Drum TAO’s new rhythm-driven spectacular will make your heart race.


Drum TAO produces dynamic performances that combine the powerful rhythm of Japanese taiko drumming with explosive choreography, martial arts and acrobatics. The group has performed at the 2010 Vancouver Olympics and in front of millions of fans worldwide.

In February they will be bringing their new show, Drum Heart, to the Sony Centre for their third Toronto performance. Bento Box met up with veteran performer Taro Harasaki to learn about life as a member of Drum TAO.


The show looks physically demanding—how do you maintain your physical condition?

It’s necessary to train every day to maintain the best body condition for being onstage. We have several training methods including running 12 kilometres in the morning and doing push-ups and sit-ups. Playing the drum is considered hard training, so we beat drums for an hour without breaks.

Do you get very tired during performances?

There is no time for us to feel tired during the show. We always feel an adrenalin rush because we are so busy switching the position of props and instruments during the performance. Since we have to do everything on our own, we also unload our instruments and props to the stage, set up the stage and load out after the show. When I shut the truck’s door after putting all the equipment away at the end of the show is the moment I feel most exhausted!

Have you ever been injured during a show?

It wasn’t during the performance. In the beginning when I [ first joined] TAO, I broke my neck while I was carrying the 30-kilogram drum at practice. I went home right away for recovery. Since I couldn’t move because I had a plaster cast on my neck, I practiced flute every single day. It is a funny story now.

What is it like to be on an international tour?

The best thing about going on an overseas tour is we get a chance to see landscapes and scenery you won’t be able to see in Japan, to feel other languages, cultures and different perspectives. We enjoy meeting enthusiastic fans who have different backgrounds than [ours]. Especially fans from North America as they are the most enthusiastic!

How did you first become interested in joining TAO?

My motivation for joining TAO was I thought there would be a bright future ahead of me! I joined TAO 13 years ago and back then, absolutely no experience of Japanese drums was required. However, TAO’s younger generation of drummers’ motives are different. Their drumming skills are extremely high, they have admired TAO since they were little and they have been practicing their skills in their hometown with dreams of becoming a top player.

What is it like rehearsing and training with the troupe?

Our hometown is located in the highlands so there is less oxygen than usual. That makes training even harder than you think. Since the training is so hard some trainees have run away during the night! Also before the tour of a new show, we do an intensive practice. You can hear the drumbeats all day long.

Are you involved in creating the performances?

Gradually I’m becoming a part of the creative team especially for the comedic parts. I can’t wait to show off my sense of humour to Toronto fans!

Do you have a professional role model that you look up to?
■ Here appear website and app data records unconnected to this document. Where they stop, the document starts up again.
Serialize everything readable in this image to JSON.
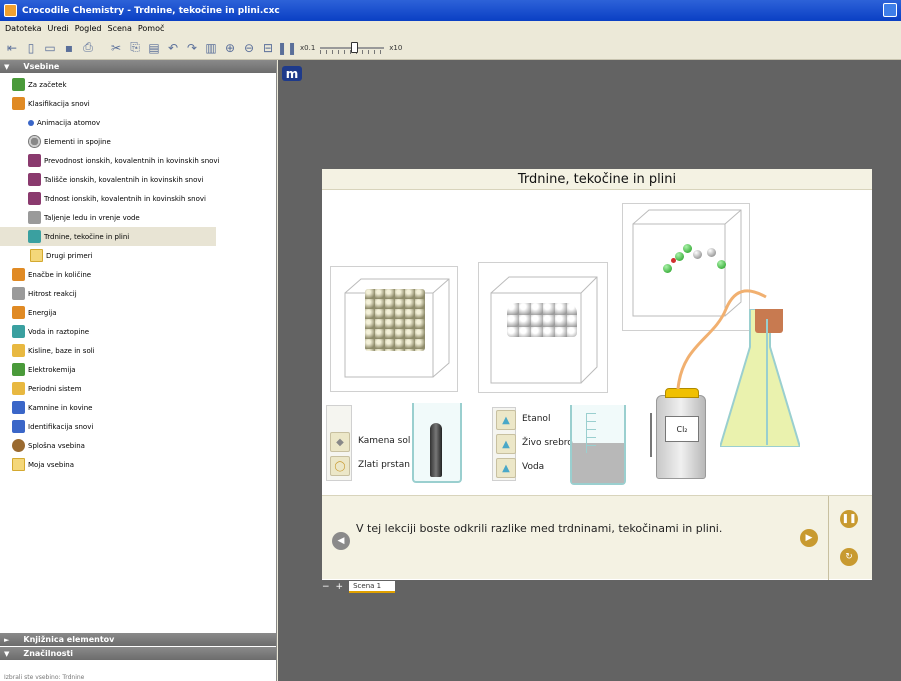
{
  "window": {
    "title": "Crocodile Chemistry - Trdnine, tekočine in plini.cxc"
  },
  "menu": [
    "Datoteka",
    "Uredi",
    "Pogled",
    "Scena",
    "Pomoč"
  ],
  "toolbar": {
    "speed_min": "x0.1",
    "speed_max": "x10",
    "speed_level": 0.55
  },
  "sidebar": {
    "header": "Vsebine",
    "items": [
      {
        "label": "Za začetek",
        "icon": "getting-started-icon"
      },
      {
        "label": "Klasifikacija snovi",
        "icon": "classification-icon"
      },
      {
        "label": "Animacija atomov",
        "icon": "atom-animation-icon"
      },
      {
        "label": "Elementi in spojine",
        "icon": "elements-icon"
      },
      {
        "label": "Prevodnost ionskih, kovalentnih in kovinskih snovi",
        "icon": "conductivity-icon"
      },
      {
        "label": "Tališče ionskih, kovalentnih in kovinskih snovi",
        "icon": "melting-point-icon"
      },
      {
        "label": "Trdnost ionskih, kovalentnih in kovinskih snovi",
        "icon": "strength-icon"
      },
      {
        "label": "Taljenje ledu in vrenje vode",
        "icon": "melting-ice-icon"
      },
      {
        "label": "Trdnine, tekočine in plini",
        "icon": "states-of-matter-icon"
      },
      {
        "label": "Drugi primeri",
        "icon": "folder-icon"
      },
      {
        "label": "Enačbe in količine",
        "icon": "equations-icon"
      },
      {
        "label": "Hitrost reakcij",
        "icon": "reaction-rate-icon"
      },
      {
        "label": "Energija",
        "icon": "energy-icon"
      },
      {
        "label": "Voda in raztopine",
        "icon": "water-icon"
      },
      {
        "label": "Kisline, baze in soli",
        "icon": "acids-icon"
      },
      {
        "label": "Elektrokemija",
        "icon": "electrochemistry-icon"
      },
      {
        "label": "Periodni sistem",
        "icon": "periodic-table-icon"
      },
      {
        "label": "Kamnine in kovine",
        "icon": "rocks-icon"
      },
      {
        "label": "Identifikacija snovi",
        "icon": "identification-icon"
      },
      {
        "label": "Splošna vsebina",
        "icon": "general-icon"
      },
      {
        "label": "Moja vsebina",
        "icon": "folder-icon"
      }
    ],
    "bottom_panels": [
      "Knjižnica elementov",
      "Značilnosti"
    ],
    "status": "Izbrali ste vsebino: Trdnine"
  },
  "scene": {
    "title": "Trdnine, tekočine in plini",
    "solid_options": [
      "Kamena sol",
      "Zlati prstan"
    ],
    "liquid_options": [
      "Etanol",
      "Živo srebro",
      "Voda"
    ],
    "gas_label": "Cl₂",
    "caption": "V tej lekciji boste odkrili razlike med trdninami, tekočinami in plini.",
    "tab": "Scena 1"
  }
}
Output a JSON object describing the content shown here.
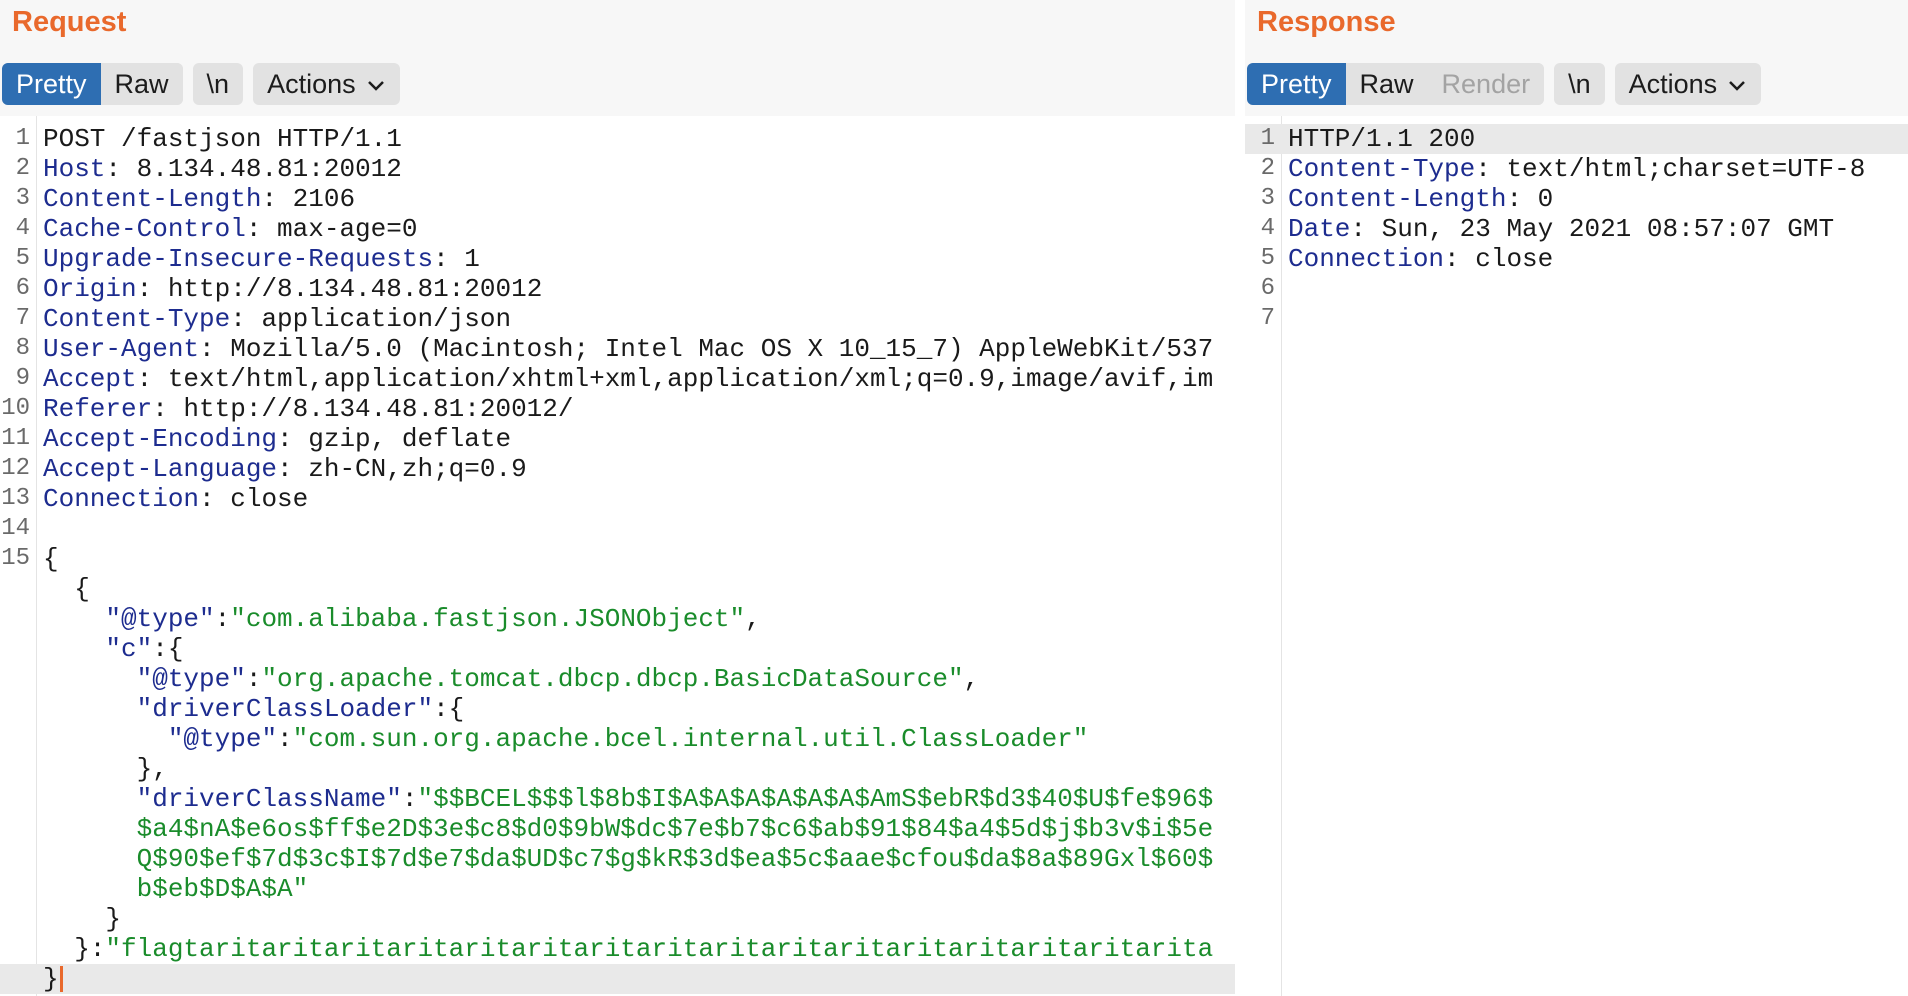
{
  "request": {
    "title": "Request",
    "tabs": {
      "pretty": "Pretty",
      "raw": "Raw",
      "newline": "\\n",
      "actions": "Actions"
    },
    "lines": [
      {
        "n": "1",
        "segs": [
          [
            "v",
            "POST /fastjson HTTP/1.1"
          ]
        ]
      },
      {
        "n": "2",
        "segs": [
          [
            "k",
            "Host"
          ],
          [
            "v",
            ": 8.134.48.81:20012"
          ]
        ]
      },
      {
        "n": "3",
        "segs": [
          [
            "k",
            "Content-Length"
          ],
          [
            "v",
            ": 2106"
          ]
        ]
      },
      {
        "n": "4",
        "segs": [
          [
            "k",
            "Cache-Control"
          ],
          [
            "v",
            ": max-age=0"
          ]
        ]
      },
      {
        "n": "5",
        "segs": [
          [
            "k",
            "Upgrade-Insecure-Requests"
          ],
          [
            "v",
            ": 1"
          ]
        ]
      },
      {
        "n": "6",
        "segs": [
          [
            "k",
            "Origin"
          ],
          [
            "v",
            ": http://8.134.48.81:20012"
          ]
        ]
      },
      {
        "n": "7",
        "segs": [
          [
            "k",
            "Content-Type"
          ],
          [
            "v",
            ": application/json"
          ]
        ]
      },
      {
        "n": "8",
        "segs": [
          [
            "k",
            "User-Agent"
          ],
          [
            "v",
            ": Mozilla/5.0 (Macintosh; Intel Mac OS X 10_15_7) AppleWebKit/537"
          ]
        ]
      },
      {
        "n": "9",
        "segs": [
          [
            "k",
            "Accept"
          ],
          [
            "v",
            ": text/html,application/xhtml+xml,application/xml;q=0.9,image/avif,im"
          ]
        ]
      },
      {
        "n": "10",
        "segs": [
          [
            "k",
            "Referer"
          ],
          [
            "v",
            ": http://8.134.48.81:20012/"
          ]
        ]
      },
      {
        "n": "11",
        "segs": [
          [
            "k",
            "Accept-Encoding"
          ],
          [
            "v",
            ": gzip, deflate"
          ]
        ]
      },
      {
        "n": "12",
        "segs": [
          [
            "k",
            "Accept-Language"
          ],
          [
            "v",
            ": zh-CN,zh;q=0.9"
          ]
        ]
      },
      {
        "n": "13",
        "segs": [
          [
            "k",
            "Connection"
          ],
          [
            "v",
            ": close"
          ]
        ]
      },
      {
        "n": "14",
        "segs": []
      },
      {
        "n": "15",
        "segs": [
          [
            "jp",
            "{"
          ]
        ]
      },
      {
        "n": "",
        "segs": [
          [
            "jp",
            "  {"
          ]
        ]
      },
      {
        "n": "",
        "segs": [
          [
            "jp",
            "    "
          ],
          [
            "jk",
            "\"@type\""
          ],
          [
            "jp",
            ":"
          ],
          [
            "js",
            "\"com.alibaba.fastjson.JSONObject\""
          ],
          [
            "jp",
            ","
          ]
        ]
      },
      {
        "n": "",
        "segs": [
          [
            "jp",
            "    "
          ],
          [
            "jk",
            "\"c\""
          ],
          [
            "jp",
            ":{"
          ]
        ]
      },
      {
        "n": "",
        "segs": [
          [
            "jp",
            "      "
          ],
          [
            "jk",
            "\"@type\""
          ],
          [
            "jp",
            ":"
          ],
          [
            "js",
            "\"org.apache.tomcat.dbcp.dbcp.BasicDataSource\""
          ],
          [
            "jp",
            ","
          ]
        ]
      },
      {
        "n": "",
        "segs": [
          [
            "jp",
            "      "
          ],
          [
            "jk",
            "\"driverClassLoader\""
          ],
          [
            "jp",
            ":{"
          ]
        ]
      },
      {
        "n": "",
        "segs": [
          [
            "jp",
            "        "
          ],
          [
            "jk",
            "\"@type\""
          ],
          [
            "jp",
            ":"
          ],
          [
            "js",
            "\"com.sun.org.apache.bcel.internal.util.ClassLoader\""
          ]
        ]
      },
      {
        "n": "",
        "segs": [
          [
            "jp",
            "      },"
          ]
        ]
      },
      {
        "n": "",
        "segs": [
          [
            "jp",
            "      "
          ],
          [
            "jk",
            "\"driverClassName\""
          ],
          [
            "jp",
            ":"
          ],
          [
            "js",
            "\"$$BCEL$$$l$8b$I$A$A$A$A$A$A$AmS$ebR$d3$40$U$fe$96$"
          ]
        ]
      },
      {
        "n": "",
        "segs": [
          [
            "js",
            "      $a4$nA$e6os$ff$e2D$3e$c8$d0$9bW$dc$7e$b7$c6$ab$91$84$a4$5d$j$b3v$i$5e"
          ]
        ]
      },
      {
        "n": "",
        "segs": [
          [
            "js",
            "      Q$90$ef$7d$3c$I$7d$e7$da$UD$c7$g$kR$3d$ea$5c$aae$cfou$da$8a$89Gxl$60$"
          ]
        ]
      },
      {
        "n": "",
        "segs": [
          [
            "js",
            "      b$eb$D$A$A\""
          ]
        ]
      },
      {
        "n": "",
        "segs": [
          [
            "jp",
            "    }"
          ]
        ]
      },
      {
        "n": "",
        "segs": [
          [
            "jp",
            "  }:"
          ],
          [
            "js",
            "\"flagtaritaritaritaritaritaritaritaritaritaritaritaritaritaritaritarita"
          ]
        ]
      },
      {
        "n": "",
        "segs": [
          [
            "jp",
            "}"
          ]
        ],
        "caret": true,
        "hl": true
      }
    ]
  },
  "response": {
    "title": "Response",
    "tabs": {
      "pretty": "Pretty",
      "raw": "Raw",
      "render": "Render",
      "newline": "\\n",
      "actions": "Actions"
    },
    "lines": [
      {
        "n": "1",
        "segs": [
          [
            "v",
            "HTTP/1.1 200"
          ]
        ],
        "hl": true
      },
      {
        "n": "2",
        "segs": [
          [
            "k",
            "Content-Type"
          ],
          [
            "v",
            ": text/html;charset=UTF-8"
          ]
        ]
      },
      {
        "n": "3",
        "segs": [
          [
            "k",
            "Content-Length"
          ],
          [
            "v",
            ": 0"
          ]
        ]
      },
      {
        "n": "4",
        "segs": [
          [
            "k",
            "Date"
          ],
          [
            "v",
            ": Sun, 23 May 2021 08:57:07 GMT"
          ]
        ]
      },
      {
        "n": "5",
        "segs": [
          [
            "k",
            "Connection"
          ],
          [
            "v",
            ": close"
          ]
        ]
      },
      {
        "n": "6",
        "segs": []
      },
      {
        "n": "7",
        "segs": []
      }
    ]
  }
}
I admire the performances of Jim Carrey and Robin Williams who have both a sense of humour and intelligence. Since I play shamisen (Japanese three-stringed guitar), I also respect violinist Fernando Suarez Paz’s musical expression. I also get a lot of inspiration from Cirque du Soleil.


TAO Drum Heart is coming to the Sony Centre for the Performing Arts on Saturday, Feb. 3, 2018. Tickets are available now. www.sonycentre.ca